__WHAT THE EXERCISE ASKS__
Lines with "Point" in them are to be located in the listing below and copied.

** AVAILABLE DATA follows **

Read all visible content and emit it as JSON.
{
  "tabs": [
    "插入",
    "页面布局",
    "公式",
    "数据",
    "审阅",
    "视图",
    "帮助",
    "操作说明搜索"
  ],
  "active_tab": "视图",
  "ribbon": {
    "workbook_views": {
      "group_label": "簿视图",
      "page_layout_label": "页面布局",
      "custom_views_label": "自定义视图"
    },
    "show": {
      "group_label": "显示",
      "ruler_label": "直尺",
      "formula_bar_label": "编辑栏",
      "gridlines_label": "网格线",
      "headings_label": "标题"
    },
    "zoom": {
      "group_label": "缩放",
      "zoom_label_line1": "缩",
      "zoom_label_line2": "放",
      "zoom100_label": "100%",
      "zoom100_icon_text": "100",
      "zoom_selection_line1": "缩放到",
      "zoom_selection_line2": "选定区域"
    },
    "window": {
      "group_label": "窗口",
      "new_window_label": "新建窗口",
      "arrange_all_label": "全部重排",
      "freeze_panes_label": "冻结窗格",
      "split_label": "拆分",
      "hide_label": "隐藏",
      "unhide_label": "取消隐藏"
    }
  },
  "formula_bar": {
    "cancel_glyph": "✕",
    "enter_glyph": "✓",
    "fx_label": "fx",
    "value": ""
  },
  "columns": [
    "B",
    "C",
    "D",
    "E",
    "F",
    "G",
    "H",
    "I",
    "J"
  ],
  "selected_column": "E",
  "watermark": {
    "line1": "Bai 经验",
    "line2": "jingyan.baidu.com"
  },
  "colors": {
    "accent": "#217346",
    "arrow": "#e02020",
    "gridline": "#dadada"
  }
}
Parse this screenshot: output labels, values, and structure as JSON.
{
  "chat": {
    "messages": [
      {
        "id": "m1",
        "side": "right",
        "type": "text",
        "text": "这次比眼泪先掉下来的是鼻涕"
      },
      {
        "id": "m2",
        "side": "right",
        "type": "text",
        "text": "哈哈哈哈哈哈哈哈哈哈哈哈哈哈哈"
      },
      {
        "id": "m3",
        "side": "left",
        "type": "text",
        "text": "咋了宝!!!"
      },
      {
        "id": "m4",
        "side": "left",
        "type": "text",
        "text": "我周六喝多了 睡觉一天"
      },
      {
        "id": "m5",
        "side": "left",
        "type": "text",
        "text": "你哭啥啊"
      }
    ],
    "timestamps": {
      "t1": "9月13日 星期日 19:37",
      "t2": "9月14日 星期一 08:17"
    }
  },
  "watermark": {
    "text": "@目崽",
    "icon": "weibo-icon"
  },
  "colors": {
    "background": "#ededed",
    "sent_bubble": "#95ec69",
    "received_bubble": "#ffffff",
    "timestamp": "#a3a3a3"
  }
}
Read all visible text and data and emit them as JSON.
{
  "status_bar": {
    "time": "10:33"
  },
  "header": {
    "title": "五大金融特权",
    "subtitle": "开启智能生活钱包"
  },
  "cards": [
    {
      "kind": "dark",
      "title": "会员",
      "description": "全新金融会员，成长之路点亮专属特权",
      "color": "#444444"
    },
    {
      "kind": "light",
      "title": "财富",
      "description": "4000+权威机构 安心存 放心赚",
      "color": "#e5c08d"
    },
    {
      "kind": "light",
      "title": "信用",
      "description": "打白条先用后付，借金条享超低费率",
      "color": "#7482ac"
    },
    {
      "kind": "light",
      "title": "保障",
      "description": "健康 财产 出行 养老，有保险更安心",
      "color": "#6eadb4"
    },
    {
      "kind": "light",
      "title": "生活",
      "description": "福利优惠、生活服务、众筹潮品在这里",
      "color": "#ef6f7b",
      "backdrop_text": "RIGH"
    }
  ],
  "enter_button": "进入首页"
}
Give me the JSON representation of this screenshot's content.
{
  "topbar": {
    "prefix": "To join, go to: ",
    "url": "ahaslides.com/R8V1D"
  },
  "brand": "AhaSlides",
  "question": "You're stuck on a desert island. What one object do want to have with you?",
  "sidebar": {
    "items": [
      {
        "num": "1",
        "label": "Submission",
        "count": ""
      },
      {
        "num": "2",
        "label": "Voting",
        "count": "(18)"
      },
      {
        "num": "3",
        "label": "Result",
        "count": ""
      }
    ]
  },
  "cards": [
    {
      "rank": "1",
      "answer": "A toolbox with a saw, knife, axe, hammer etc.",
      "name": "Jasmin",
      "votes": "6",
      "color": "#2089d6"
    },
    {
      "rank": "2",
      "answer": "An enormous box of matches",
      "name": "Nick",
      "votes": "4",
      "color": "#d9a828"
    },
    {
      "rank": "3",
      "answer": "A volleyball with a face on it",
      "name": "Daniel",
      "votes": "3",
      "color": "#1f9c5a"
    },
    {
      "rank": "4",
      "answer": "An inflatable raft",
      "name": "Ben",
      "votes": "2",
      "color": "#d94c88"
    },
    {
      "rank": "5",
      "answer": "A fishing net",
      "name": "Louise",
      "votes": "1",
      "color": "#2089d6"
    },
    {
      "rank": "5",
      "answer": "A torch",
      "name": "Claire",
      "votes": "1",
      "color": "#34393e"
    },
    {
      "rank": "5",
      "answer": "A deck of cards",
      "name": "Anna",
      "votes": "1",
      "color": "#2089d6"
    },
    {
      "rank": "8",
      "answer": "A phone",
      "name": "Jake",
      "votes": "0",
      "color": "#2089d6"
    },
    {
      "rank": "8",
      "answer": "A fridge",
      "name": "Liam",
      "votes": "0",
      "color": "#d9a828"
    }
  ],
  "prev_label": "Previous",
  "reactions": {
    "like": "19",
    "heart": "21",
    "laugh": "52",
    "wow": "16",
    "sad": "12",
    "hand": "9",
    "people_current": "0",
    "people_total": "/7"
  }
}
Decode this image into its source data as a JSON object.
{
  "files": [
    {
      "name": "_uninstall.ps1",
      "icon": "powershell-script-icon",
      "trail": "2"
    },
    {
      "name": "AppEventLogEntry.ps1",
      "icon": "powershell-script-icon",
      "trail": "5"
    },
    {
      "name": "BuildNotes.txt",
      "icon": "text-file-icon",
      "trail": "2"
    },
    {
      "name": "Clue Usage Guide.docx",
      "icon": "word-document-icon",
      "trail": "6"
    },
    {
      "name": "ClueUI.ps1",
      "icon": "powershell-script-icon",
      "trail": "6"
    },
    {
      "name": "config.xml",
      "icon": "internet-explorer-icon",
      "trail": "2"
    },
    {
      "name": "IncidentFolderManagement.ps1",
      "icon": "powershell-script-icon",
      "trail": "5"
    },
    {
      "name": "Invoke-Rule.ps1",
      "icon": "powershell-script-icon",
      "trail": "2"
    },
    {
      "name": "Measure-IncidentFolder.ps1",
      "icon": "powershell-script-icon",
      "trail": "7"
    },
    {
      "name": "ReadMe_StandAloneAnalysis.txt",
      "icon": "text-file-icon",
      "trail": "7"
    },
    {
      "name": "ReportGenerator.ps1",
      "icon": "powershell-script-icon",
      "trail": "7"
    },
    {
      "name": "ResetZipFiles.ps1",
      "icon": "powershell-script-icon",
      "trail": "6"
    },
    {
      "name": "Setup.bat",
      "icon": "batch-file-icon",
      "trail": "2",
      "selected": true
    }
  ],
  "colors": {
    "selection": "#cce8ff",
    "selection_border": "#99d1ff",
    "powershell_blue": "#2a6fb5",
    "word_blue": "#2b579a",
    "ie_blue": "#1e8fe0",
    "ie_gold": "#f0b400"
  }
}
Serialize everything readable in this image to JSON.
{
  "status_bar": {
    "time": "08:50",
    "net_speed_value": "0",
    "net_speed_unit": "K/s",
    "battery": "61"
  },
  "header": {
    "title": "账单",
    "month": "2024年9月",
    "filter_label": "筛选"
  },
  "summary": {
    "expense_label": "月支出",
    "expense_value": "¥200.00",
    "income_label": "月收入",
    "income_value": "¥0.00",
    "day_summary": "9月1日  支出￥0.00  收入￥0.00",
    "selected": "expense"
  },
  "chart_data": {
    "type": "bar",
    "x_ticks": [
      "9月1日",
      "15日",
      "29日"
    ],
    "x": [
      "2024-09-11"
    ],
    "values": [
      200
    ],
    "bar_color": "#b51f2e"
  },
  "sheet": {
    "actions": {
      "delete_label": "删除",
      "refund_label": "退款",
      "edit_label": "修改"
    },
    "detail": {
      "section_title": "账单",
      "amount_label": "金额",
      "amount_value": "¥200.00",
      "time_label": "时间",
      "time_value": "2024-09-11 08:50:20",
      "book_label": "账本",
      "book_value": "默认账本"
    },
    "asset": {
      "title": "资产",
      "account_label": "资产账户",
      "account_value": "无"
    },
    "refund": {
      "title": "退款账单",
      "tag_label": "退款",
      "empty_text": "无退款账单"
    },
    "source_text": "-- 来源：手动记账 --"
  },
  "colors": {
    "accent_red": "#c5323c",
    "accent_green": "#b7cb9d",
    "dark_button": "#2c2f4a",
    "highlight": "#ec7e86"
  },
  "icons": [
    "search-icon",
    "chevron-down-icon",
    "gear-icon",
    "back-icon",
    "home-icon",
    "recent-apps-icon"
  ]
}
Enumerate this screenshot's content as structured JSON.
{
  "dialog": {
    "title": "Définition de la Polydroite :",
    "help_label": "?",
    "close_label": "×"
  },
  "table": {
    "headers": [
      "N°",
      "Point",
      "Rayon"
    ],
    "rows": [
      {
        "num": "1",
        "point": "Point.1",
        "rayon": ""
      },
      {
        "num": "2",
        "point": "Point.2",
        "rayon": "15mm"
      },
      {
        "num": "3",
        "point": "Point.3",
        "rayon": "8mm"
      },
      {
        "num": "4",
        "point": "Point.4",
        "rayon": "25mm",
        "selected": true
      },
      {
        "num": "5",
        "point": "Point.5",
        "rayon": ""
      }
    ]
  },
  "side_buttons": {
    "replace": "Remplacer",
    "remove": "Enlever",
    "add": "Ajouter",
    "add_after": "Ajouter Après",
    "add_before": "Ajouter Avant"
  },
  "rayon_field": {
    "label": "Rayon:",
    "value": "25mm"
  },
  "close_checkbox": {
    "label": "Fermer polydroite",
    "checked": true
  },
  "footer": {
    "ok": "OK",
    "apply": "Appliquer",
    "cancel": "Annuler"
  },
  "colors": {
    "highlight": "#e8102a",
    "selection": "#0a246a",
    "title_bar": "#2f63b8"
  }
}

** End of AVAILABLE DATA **

__RESPONSE TO THIS TASK__
      "Point",
        "point": "Point.1",
        "point": "Point.2",
        "point": "Point.3",
        "point": "Point.4",
        "point": "Point.5",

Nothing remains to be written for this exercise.